This museum used to be a high school. It was built in 1962, in 1975 it became Security Office 21. S-21 is located in Phnom Penh, Cambodia. It was a Khmer Rouge concentration camp, a stop off before Choeunk Ek. Torture, murder, and other atrocities were committed here.
On October 13, 2000, I visited the museum. My moto driver Rocky took me there after he guided me through the Killing Fields (Choeunk Ek) and an artillery range where tourists were shooting AK-47s and grenade launchers (at chickens and cows) I did not shoot.
Rocky stopped in front of a compound surrounded by a gated wall laced with barbed wire. I walked through the gate where three women were seated at a table. I paid them two dollars, they handed me a brochure. Following a path and a sign which read "Building A" I looked around a courtyard surrounded by four buildings. The first building was dirty grey, four stories, with an outdoor hallway on each floor that overlooked a courtyard (all the buildings were like this). On each balcony were doors that led into what used to be classrooms, a mesh of barbed wire gated each upper floor balcony. Posted on the front of the first building were regulations for the prisoners:
- You must answer accordingly to my questions.
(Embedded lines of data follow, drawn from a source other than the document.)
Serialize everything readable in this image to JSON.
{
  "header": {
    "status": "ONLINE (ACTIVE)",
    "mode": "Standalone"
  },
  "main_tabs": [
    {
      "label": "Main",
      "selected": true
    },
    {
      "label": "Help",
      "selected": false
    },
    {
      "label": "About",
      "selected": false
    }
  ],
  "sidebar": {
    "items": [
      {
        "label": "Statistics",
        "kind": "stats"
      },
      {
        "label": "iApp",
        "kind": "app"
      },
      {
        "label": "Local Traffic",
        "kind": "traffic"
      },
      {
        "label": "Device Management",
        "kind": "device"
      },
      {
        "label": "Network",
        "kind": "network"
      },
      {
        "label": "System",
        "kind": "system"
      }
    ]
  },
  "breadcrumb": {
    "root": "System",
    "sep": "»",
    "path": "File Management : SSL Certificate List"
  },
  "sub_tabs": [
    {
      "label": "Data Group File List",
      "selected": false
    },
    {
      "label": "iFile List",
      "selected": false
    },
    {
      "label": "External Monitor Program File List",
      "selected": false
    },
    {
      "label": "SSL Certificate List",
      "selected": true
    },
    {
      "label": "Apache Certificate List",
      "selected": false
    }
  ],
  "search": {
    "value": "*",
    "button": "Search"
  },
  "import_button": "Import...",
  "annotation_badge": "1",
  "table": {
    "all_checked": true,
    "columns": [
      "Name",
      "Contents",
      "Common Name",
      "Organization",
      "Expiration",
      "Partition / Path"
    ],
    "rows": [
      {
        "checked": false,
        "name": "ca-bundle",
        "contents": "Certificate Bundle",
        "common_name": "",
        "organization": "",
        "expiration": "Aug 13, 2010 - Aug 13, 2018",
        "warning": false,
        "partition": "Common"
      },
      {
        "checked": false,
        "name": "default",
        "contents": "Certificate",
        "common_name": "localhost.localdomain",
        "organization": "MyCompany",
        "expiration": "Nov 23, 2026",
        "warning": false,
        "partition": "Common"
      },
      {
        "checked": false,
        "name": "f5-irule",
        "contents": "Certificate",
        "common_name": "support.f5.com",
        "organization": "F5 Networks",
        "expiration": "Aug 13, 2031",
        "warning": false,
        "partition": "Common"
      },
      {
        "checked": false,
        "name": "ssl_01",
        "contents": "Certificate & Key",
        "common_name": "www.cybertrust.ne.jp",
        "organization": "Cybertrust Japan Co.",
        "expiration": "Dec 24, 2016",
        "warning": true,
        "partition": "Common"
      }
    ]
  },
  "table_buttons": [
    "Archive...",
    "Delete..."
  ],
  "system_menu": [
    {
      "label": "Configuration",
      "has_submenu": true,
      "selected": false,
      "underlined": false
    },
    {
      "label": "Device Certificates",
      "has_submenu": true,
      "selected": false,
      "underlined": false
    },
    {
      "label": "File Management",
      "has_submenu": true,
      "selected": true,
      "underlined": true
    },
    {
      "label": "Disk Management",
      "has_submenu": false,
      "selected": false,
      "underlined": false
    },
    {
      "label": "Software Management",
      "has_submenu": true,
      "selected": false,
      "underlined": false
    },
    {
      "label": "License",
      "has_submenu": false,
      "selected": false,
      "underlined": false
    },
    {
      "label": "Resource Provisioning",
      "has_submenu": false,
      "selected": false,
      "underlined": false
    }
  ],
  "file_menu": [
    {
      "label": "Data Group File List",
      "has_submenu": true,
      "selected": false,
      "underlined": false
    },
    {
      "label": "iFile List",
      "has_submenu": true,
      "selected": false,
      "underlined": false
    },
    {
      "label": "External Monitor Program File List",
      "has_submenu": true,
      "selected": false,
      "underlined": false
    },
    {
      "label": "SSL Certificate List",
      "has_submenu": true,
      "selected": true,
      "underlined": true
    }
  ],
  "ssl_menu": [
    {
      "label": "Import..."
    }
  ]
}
Do not turn them away.
- Do not try to hide the facts by asking questions, you are prohibited to contest me.
- Do not be foolish, as you are an enemy of the state.
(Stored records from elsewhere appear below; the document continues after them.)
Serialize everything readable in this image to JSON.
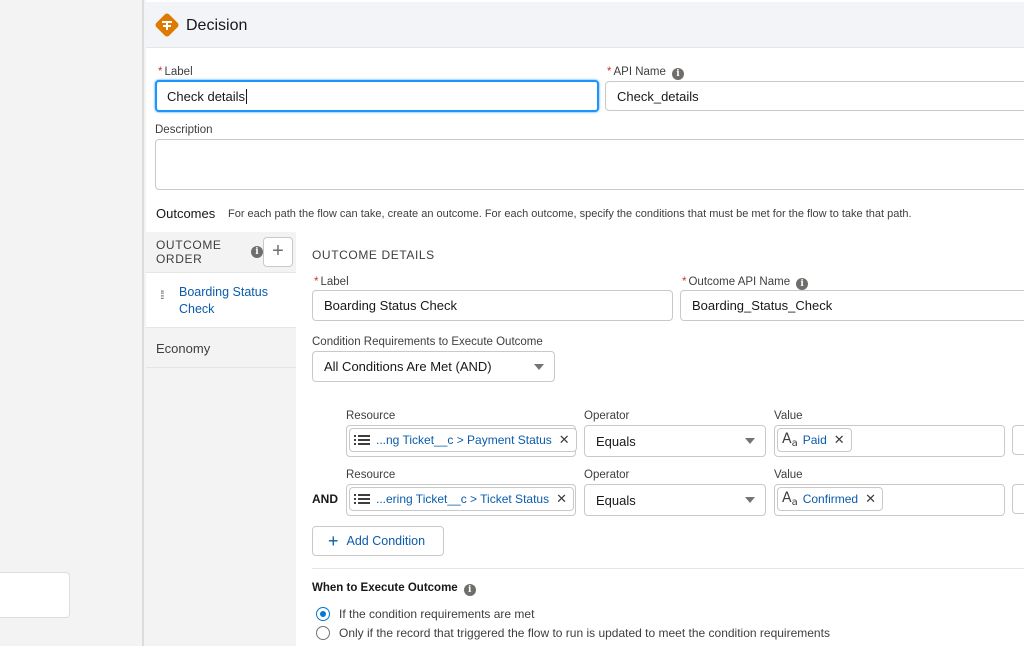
{
  "header": {
    "title": "Decision"
  },
  "form": {
    "label": {
      "label": "Label",
      "value": "Check details"
    },
    "api_name": {
      "label": "API Name",
      "value": "Check_details"
    },
    "description": {
      "label": "Description",
      "value": ""
    }
  },
  "outcomes": {
    "title": "Outcomes",
    "description": "For each path the flow can take, create an outcome. For each outcome, specify the conditions that must be met for the flow to take that path.",
    "order_heading_line1": "OUTCOME",
    "order_heading_line2": "ORDER",
    "items": [
      {
        "label": "Boarding Status Check",
        "active": true
      },
      {
        "label": "Economy",
        "active": false
      }
    ]
  },
  "outcome_details": {
    "heading": "OUTCOME DETAILS",
    "label": {
      "label": "Label",
      "value": "Boarding Status Check"
    },
    "api_name": {
      "label": "Outcome API Name",
      "value": "Boarding_Status_Check"
    },
    "condition_requirements": {
      "label": "Condition Requirements to Execute Outcome",
      "value": "All Conditions Are Met (AND)"
    },
    "conditions": [
      {
        "resource_label": "Resource",
        "resource": "...ng Ticket__c > Payment Status",
        "operator_label": "Operator",
        "operator": "Equals",
        "value_label": "Value",
        "value": "Paid",
        "logic": ""
      },
      {
        "resource_label": "Resource",
        "resource": "...ering Ticket__c > Ticket Status",
        "operator_label": "Operator",
        "operator": "Equals",
        "value_label": "Value",
        "value": "Confirmed",
        "logic": "AND"
      }
    ],
    "add_condition_label": "Add Condition",
    "when_to_execute": {
      "title": "When to Execute Outcome",
      "options": [
        {
          "label": "If the condition requirements are met",
          "selected": true
        },
        {
          "label": "Only if the record that triggered the flow to run is updated to meet the condition requirements",
          "selected": false
        }
      ]
    }
  },
  "colors": {
    "accent": "#0176d3",
    "link": "#0b5cab",
    "decision_icon": "#dd7a01",
    "required": "#c23934"
  }
}
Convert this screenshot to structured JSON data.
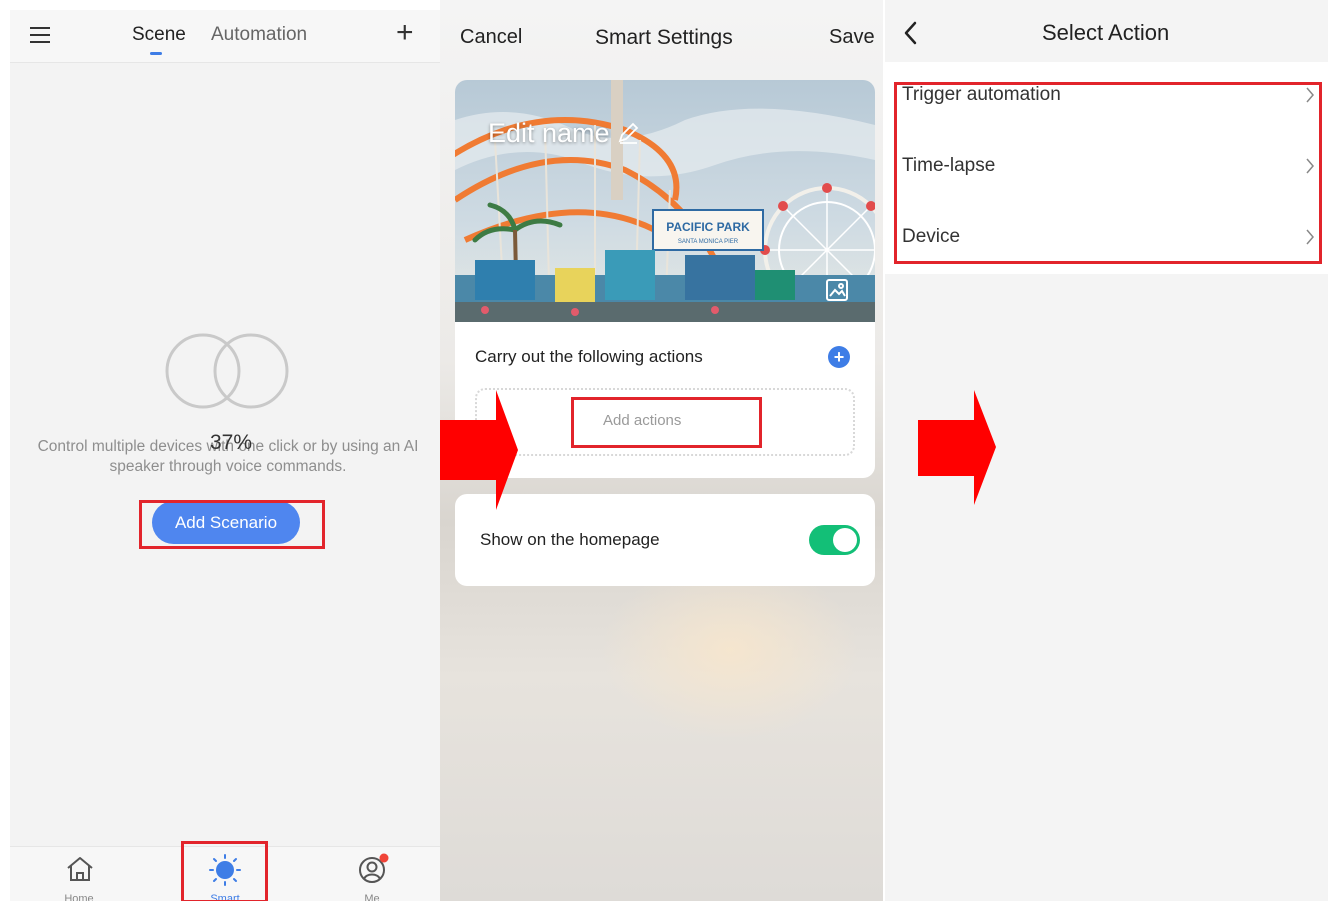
{
  "panel1": {
    "tabs": [
      {
        "label": "Scene",
        "active": true
      },
      {
        "label": "Automation",
        "active": false
      }
    ],
    "add_symbol": "+",
    "empty_description": "Control multiple devices with one click or by using an AI speaker through voice commands.",
    "loading_percent": "37%",
    "add_scenario_label": "Add Scenario",
    "nav": [
      {
        "label": "Home",
        "icon": "home-icon"
      },
      {
        "label": "Smart",
        "icon": "sun-icon",
        "active": true
      },
      {
        "label": "Me",
        "icon": "profile-icon",
        "badge": true
      }
    ]
  },
  "panel2": {
    "cancel_label": "Cancel",
    "title": "Smart Settings",
    "save_label": "Save",
    "edit_name_label": "Edit name",
    "hero_sign": "PACIFIC PARK",
    "hero_subsign": "SANTA MONICA PIER",
    "carry_out_label": "Carry out the following actions",
    "add_actions_label": "Add actions",
    "show_homepage_label": "Show on the homepage",
    "show_homepage_on": true
  },
  "panel3": {
    "title": "Select Action",
    "items": [
      {
        "label": "Trigger automation"
      },
      {
        "label": "Time-lapse"
      },
      {
        "label": "Device"
      }
    ]
  },
  "colors": {
    "accent_blue": "#4f86ef",
    "toggle_green": "#13bf77",
    "highlight_red": "#e2242b",
    "arrow_red": "#ff0000"
  }
}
- You must immediately answer my questions without wasting time to reflect.
- Do not tell me about your crimes.
- While receiving punishment you must not cry at all.
- Do nothing. Sit still and wait for my orders.
- If there are no orders, keep quiet. When I ask you to do something. You must do it right away without protesting.
- If you don’t follow all the above rules, you shall get many lashes of electric wire.
- If you disobey any point orders, you shall get ten lashes or five shocks of electric.
I stepped up a few stairs to the first room. I felt cold instantly. I hadn't felt this way since I had been to Terezin. The room had a photo on the wall -a charred body strapped to the wire frame of a cot. The cot was still in the room, on the floor were blood stains and an ammo box rested on its side in the corner. I stepped out and opened the brochure. Taking a deep breath, my eyes scanned the page to discover that Building A was left just as it had been found after the liberation of Phnom Penh. 14 rooms, 14 victims of torture. Each room was photographed and the photo was put on the wall. So I went through each room stepping out of one and into the other. Feeling the cool awful history creep through me.
Building B consisted of 8 X 4 cells, complete with an ammo box for defecation and gas bottles for urination, prisoners had to ask permission for either. I was able to walk up to all four stories of this building, the steps reeked of urine. Each room on each floor were cells separated by wood, by brick, mazes of cells. Building C was gutted, the lower levels had photos of the victims. Similar to the Nazis, the Khmer Rouge took pictures of their prisoners and kept written accounts. These were posted along artists depictions of the atrocities that occurred at S-21, various torture techniques; electrocution, shackles, being stung by scorpions, water torture, babies taken right out of the womb and crushed against the walls. The worst part is that the guards administering these tortures were just kids. Trained and brainwashed by the Khmer Rouge, 9-15 year old children were the prison guards.
Building D was an interrogation room adjacent to the guards quarters, complete with leather couches.
12,000 - 17,000 victims, including foreign journalists and photographers went through S-21 and were systematically murdered between 1976 and 1979.
In Building C, there are holes in the wall where the chains that secured prisoners had been ripped out. In these holes small sparrow like birds were nesting, each darting in and out of the building windows back into their colony of nests. The sounds they made (flapping wings, short chirps), echoed through the open spaces that twenty years ago served as horror were the only sounds I heard there.